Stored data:
▬▬▬▬▬▬

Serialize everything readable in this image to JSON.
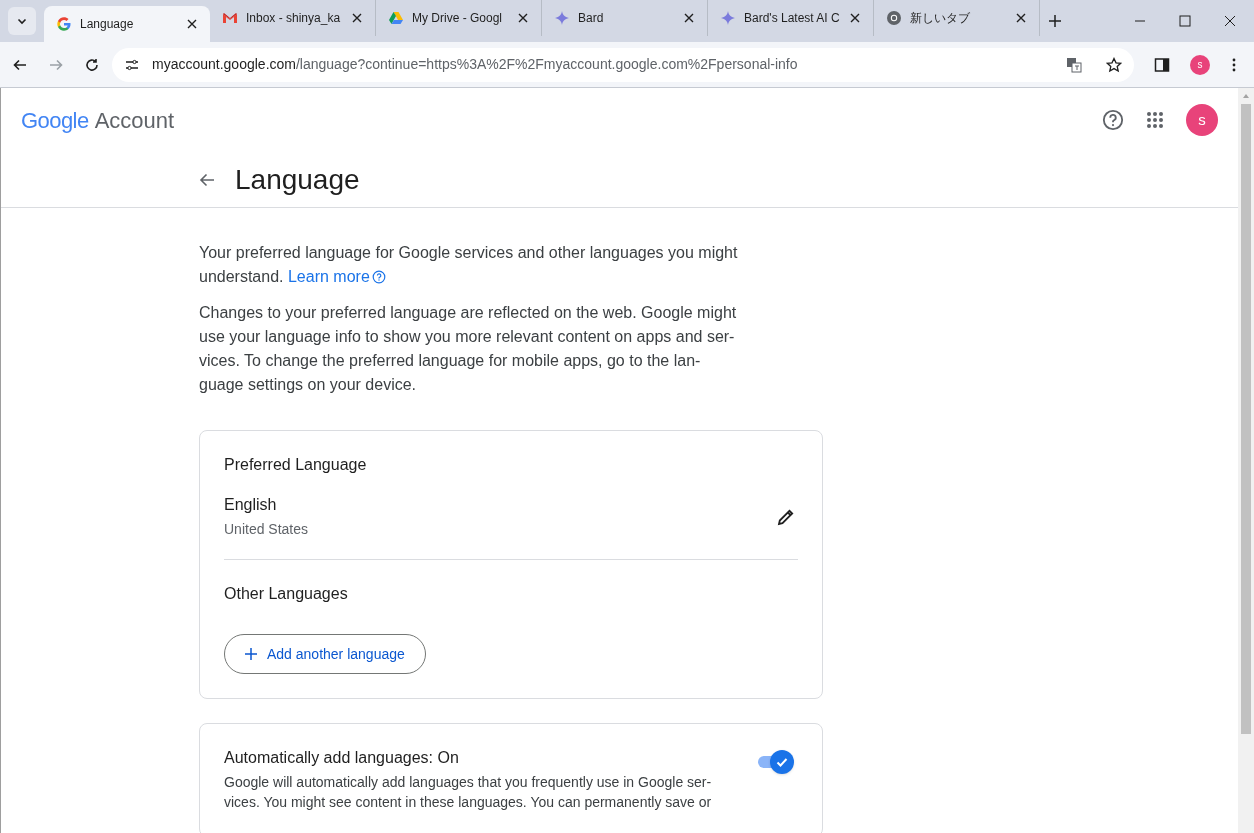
{
  "tabs": [
    {
      "title": "Language",
      "kind": "google",
      "selected": true
    },
    {
      "title": "Inbox - shinya_ka",
      "kind": "gmail",
      "selected": false
    },
    {
      "title": "My Drive - Googl",
      "kind": "drive",
      "selected": false
    },
    {
      "title": "Bard",
      "kind": "sparkle",
      "selected": false
    },
    {
      "title": "Bard's Latest AI C",
      "kind": "sparkle",
      "selected": false
    },
    {
      "title": "新しいタブ",
      "kind": "chrome",
      "selected": false
    }
  ],
  "address_bar": {
    "host": "myaccount.google.com",
    "path": "/language?continue=https%3A%2F%2Fmyaccount.google.com%2Fpersonal-info"
  },
  "browser_avatar": "s",
  "header": {
    "logo": "Google",
    "product": "Account",
    "avatar": "s"
  },
  "page_title": "Language",
  "intro": {
    "text": "Your preferred language for Google services and other languages you might understand.",
    "link": "Learn more"
  },
  "note_lines": [
    "Changes to your preferred language are reflected on the web. Google might",
    "use your language info to show you more relevant content on apps and ser-",
    "vices. To change the preferred language for mobile apps, go to the lan-",
    "guage settings on your device."
  ],
  "preferred": {
    "heading": "Preferred Language",
    "language": "English",
    "region": "United States"
  },
  "other": {
    "heading": "Other Languages",
    "add_button": "Add another language"
  },
  "auto_add": {
    "title": "Automatically add languages: On",
    "on": true,
    "description_lines": [
      "Google will automatically add languages that you frequently use in Google ser-",
      "vices. You might see content in these languages. You can permanently save or"
    ]
  }
}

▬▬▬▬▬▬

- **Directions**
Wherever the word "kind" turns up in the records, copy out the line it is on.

- **Output**
      "kind": "google",
      "kind": "gmail",
      "kind": "drive",
      "kind": "sparkle",
      "kind": "sparkle",
      "kind": "chrome",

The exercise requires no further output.